In ESPN's national summer forecast, our experts predicted a pretty sizable dip at the bottom of the East standings, and it starts with Boston. The Celtics finished 12th in the voting at 28 projected wins, but that's five games behind Detroit at No. 11. The poll suggests that Boston, Orlando, Milwaukee, and Philadelphia will remain huddled at the bottom of the East standings.
You can make the case then that, even at 12th in the East, Boston would be part of Tankville. But the guess here is that Boston wins enough games to hover closer to those that fade from playoff contention late than the surefire high lottery teams.
Tankville. Barring any surprising mega-deals, everything the Celtics have done so far this offseason points towards going for a major overhaul next summer. With that in mind, it only makes sense to yet again sink towards the bottom of the conference standings. One thing is for sure though, it won't be a Sixer-esque tank job.
Tankville. It won’t be for lack of trying, but the 2014-15 Celtics will finish in the bottom of the Eastern Conference. They’ve got a roster built to compete, but not to win. Without signing another top-tier free agent to pair with Rondo, the Celtics lack the firepower to make a run for the playoffs. If Ainge finds a home for Brandon Bass, Rondo, and Jeff Green the Celtics will be re-signing their lease in Tankville. If not, they’ll probably still finish out of playoff contention.

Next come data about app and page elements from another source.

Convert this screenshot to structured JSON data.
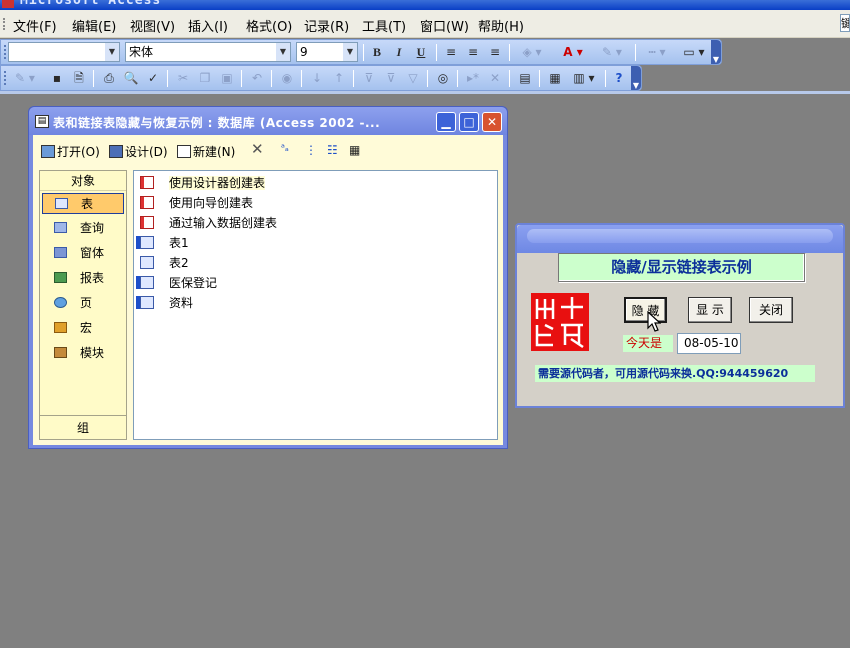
{
  "app": {
    "title": "Microsoft Access"
  },
  "menu": {
    "items": [
      "文件(F)",
      "编辑(E)",
      "视图(V)",
      "插入(I)",
      "格式(O)",
      "记录(R)",
      "工具(T)",
      "窗口(W)",
      "帮助(H)"
    ],
    "help_box": "键"
  },
  "format_toolbar": {
    "object_combo": "",
    "font_combo": "宋体",
    "size_combo": "9",
    "bold": "B",
    "italic": "I",
    "underline": "U"
  },
  "db_window": {
    "title": "表和链接表隐藏与恢复示例 : 数据库 (Access 2002 -...",
    "toolbar": {
      "open": "打开(O)",
      "design": "设计(D)",
      "new": "新建(N)"
    },
    "objects_header": "对象",
    "objects": [
      {
        "label": "表",
        "icon": "table-icon"
      },
      {
        "label": "查询",
        "icon": "query-icon"
      },
      {
        "label": "窗体",
        "icon": "form-icon"
      },
      {
        "label": "报表",
        "icon": "report-icon"
      },
      {
        "label": "页",
        "icon": "page-icon"
      },
      {
        "label": "宏",
        "icon": "macro-icon"
      },
      {
        "label": "模块",
        "icon": "module-icon"
      }
    ],
    "groups_label": "组",
    "list": [
      {
        "label": "使用设计器创建表",
        "icon": "wizard-icon"
      },
      {
        "label": "使用向导创建表",
        "icon": "wizard-icon"
      },
      {
        "label": "通过输入数据创建表",
        "icon": "wizard-icon"
      },
      {
        "label": "表1",
        "icon": "linked-table-icon"
      },
      {
        "label": "表2",
        "icon": "table-icon"
      },
      {
        "label": "医保登记",
        "icon": "linked-table-icon"
      },
      {
        "label": "资料",
        "icon": "linked-table-icon"
      }
    ]
  },
  "form": {
    "heading": "隐藏/显示链接表示例",
    "seal_text": "出十段",
    "hide_button": "隐 藏",
    "show_button": "显 示",
    "close_button": "关闭",
    "today_label": "今天是",
    "date_value": "08-05-10",
    "note": "需要源代码者，可用源代码来换.QQ:944459620"
  },
  "colors": {
    "titlebar": "#6f85e0",
    "db_background": "#fffbd8",
    "selection": "#ffca6b",
    "form_label_bg": "#ccffcc",
    "seal": "#e81010"
  }
}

Competitive. Although the East is still not as competitive as the West, the conference absolutely improved from where it was last season. The Celtics will be able to compete on a nightly basis, but 32 wins will not land them a playoff spot. Failing to land a star (like Kevin Love) means Ainge has to go all in on the 2015 offseason –- with many preparatory moves along the way in 2014-15. Prepare for another lottery appearance.
Agree with Chris, Mark, Padraic, and Julian? Disagree with them vehemently? Leave your answers to the 3 questions in the comments section.